WORK TO BE COMPLETED >> Report the lines of the data below that contain the string "property".

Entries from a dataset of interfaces
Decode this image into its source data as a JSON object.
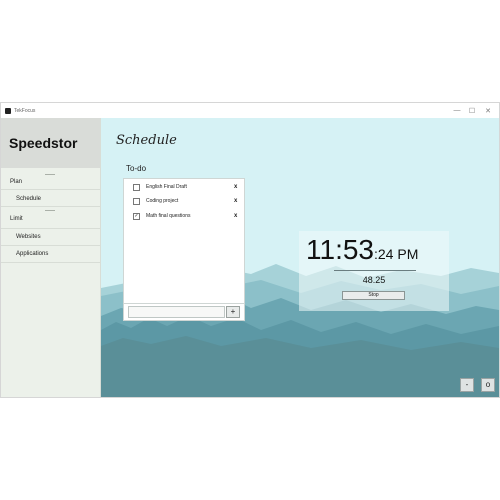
{
  "window": {
    "title": "TekFocus",
    "controls": {
      "minimize": "—",
      "maximize": "☐",
      "close": "✕"
    }
  },
  "sidebar": {
    "brand": "Speedstor",
    "items": [
      {
        "label": "Plan"
      },
      {
        "label": "Schedule"
      },
      {
        "label": "Limit"
      },
      {
        "label": "Websites"
      },
      {
        "label": "Applications"
      }
    ]
  },
  "main": {
    "title": "Schedule",
    "todo": {
      "heading": "To-do",
      "items": [
        {
          "text": "English Final Draft",
          "checked": false
        },
        {
          "text": "Coding project",
          "checked": false
        },
        {
          "text": "Math final questions",
          "checked": true
        }
      ],
      "delete_label": "x",
      "input_value": "",
      "add_label": "+"
    },
    "clock": {
      "time": "11:53",
      "seconds_period": ":24 PM",
      "elapsed": "48.25",
      "stop_label": "Stop"
    },
    "corner_buttons": {
      "minus": "-",
      "circle": "o"
    }
  },
  "colors": {
    "sky": "#d6f2f5",
    "mountain_far": "#9bcbd2",
    "mountain_mid": "#6eaab6",
    "forest": "#5b96a3",
    "sidebar": "#ecf1ea"
  }
}
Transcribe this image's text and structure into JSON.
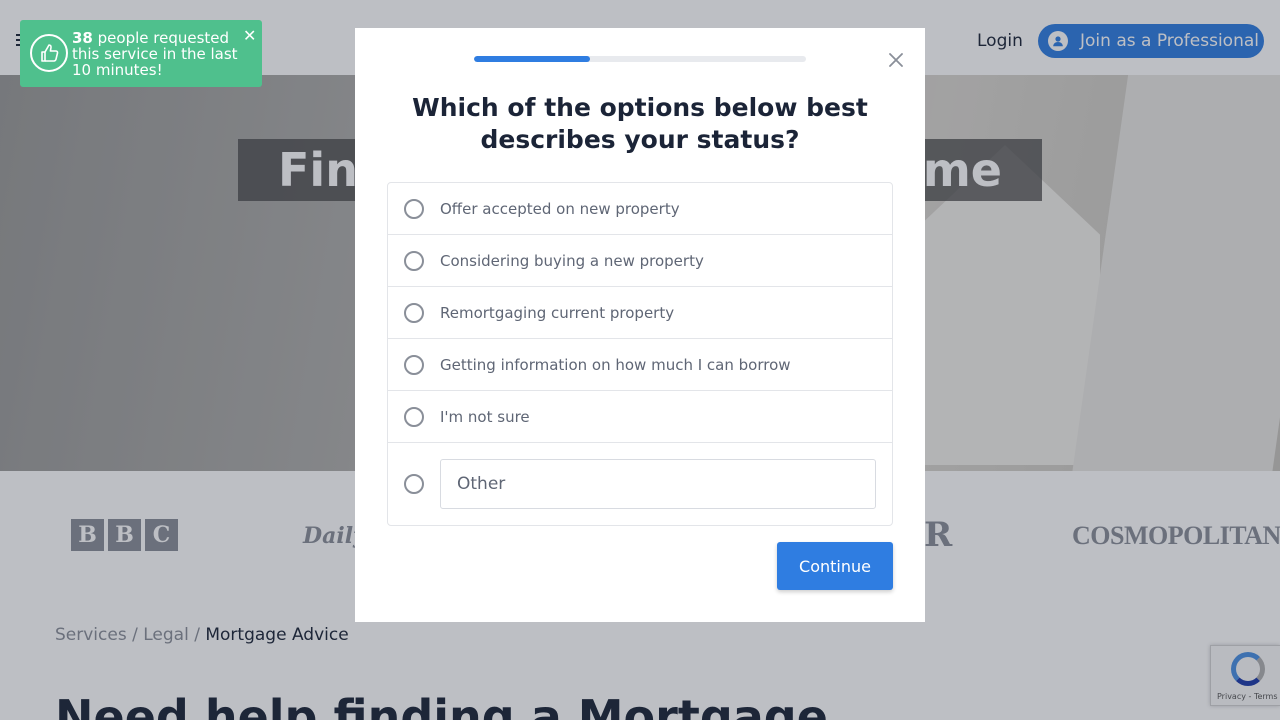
{
  "header": {
    "login_label": "Login",
    "join_label": "Join as a Professional"
  },
  "hero": {
    "title_left": "Find",
    "title_right": "me"
  },
  "logos": {
    "bbc": [
      "B",
      "B",
      "C"
    ],
    "daily": "Daily",
    "magazine": "R",
    "cosmopolitan": "COSMOPOLITAN"
  },
  "breadcrumb": {
    "items": [
      "Services",
      "Legal"
    ],
    "separator": "/",
    "current": "Mortgage Advice"
  },
  "page_heading": "Need help finding a Mortgage",
  "toast": {
    "count": "38",
    "message": "people requested this service in the last 10 minutes!",
    "close_glyph": "✕",
    "color": "#4fc08d"
  },
  "modal": {
    "progress_fraction": 0.35,
    "question": "Which of the options below best describes your status?",
    "options": [
      "Offer accepted on new property",
      "Considering buying a new property",
      "Remortgaging current property",
      "Getting information on how much I can borrow",
      "I'm not sure"
    ],
    "other_placeholder": "Other",
    "continue_label": "Continue",
    "accent_color": "#2f7de1"
  },
  "recaptcha": {
    "text": "Privacy - Terms"
  }
}
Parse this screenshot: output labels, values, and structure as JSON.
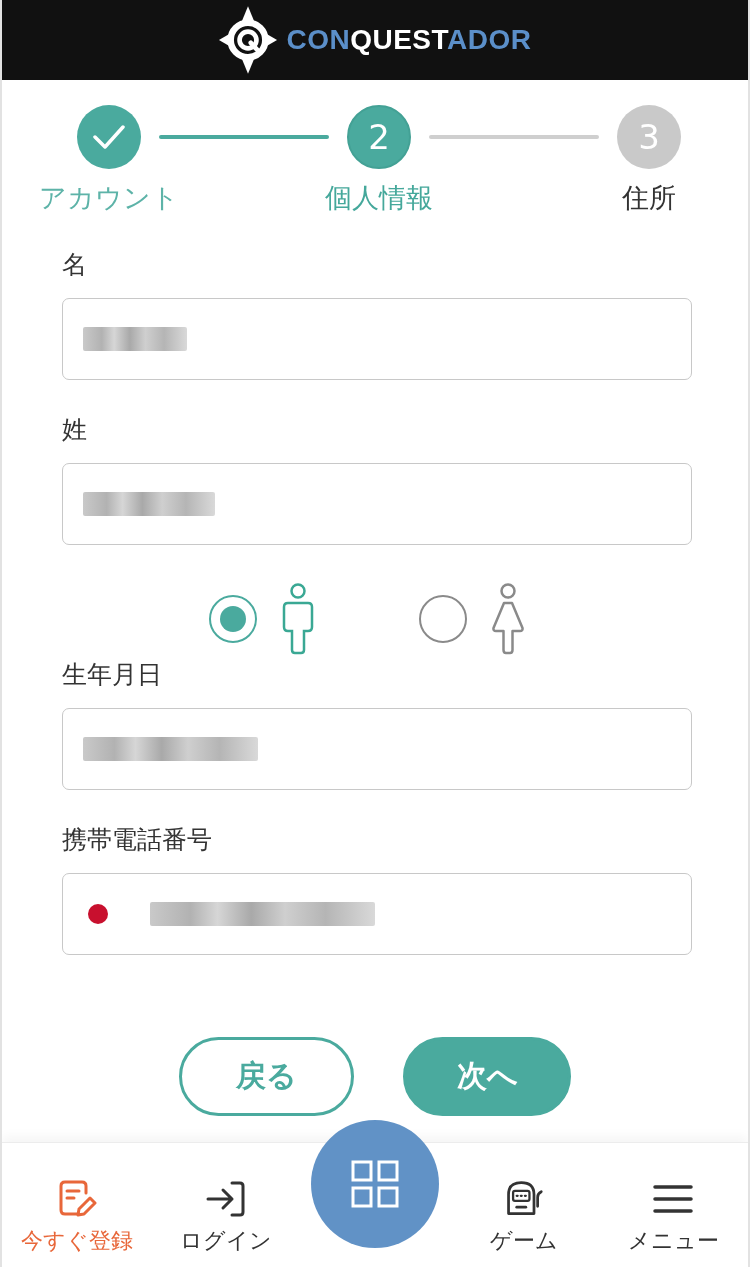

ANSWER TO THIS EXERCISE >>
      "Offer accepted on new property",
      "Considering buying a new property",
      "Remortgaging current property",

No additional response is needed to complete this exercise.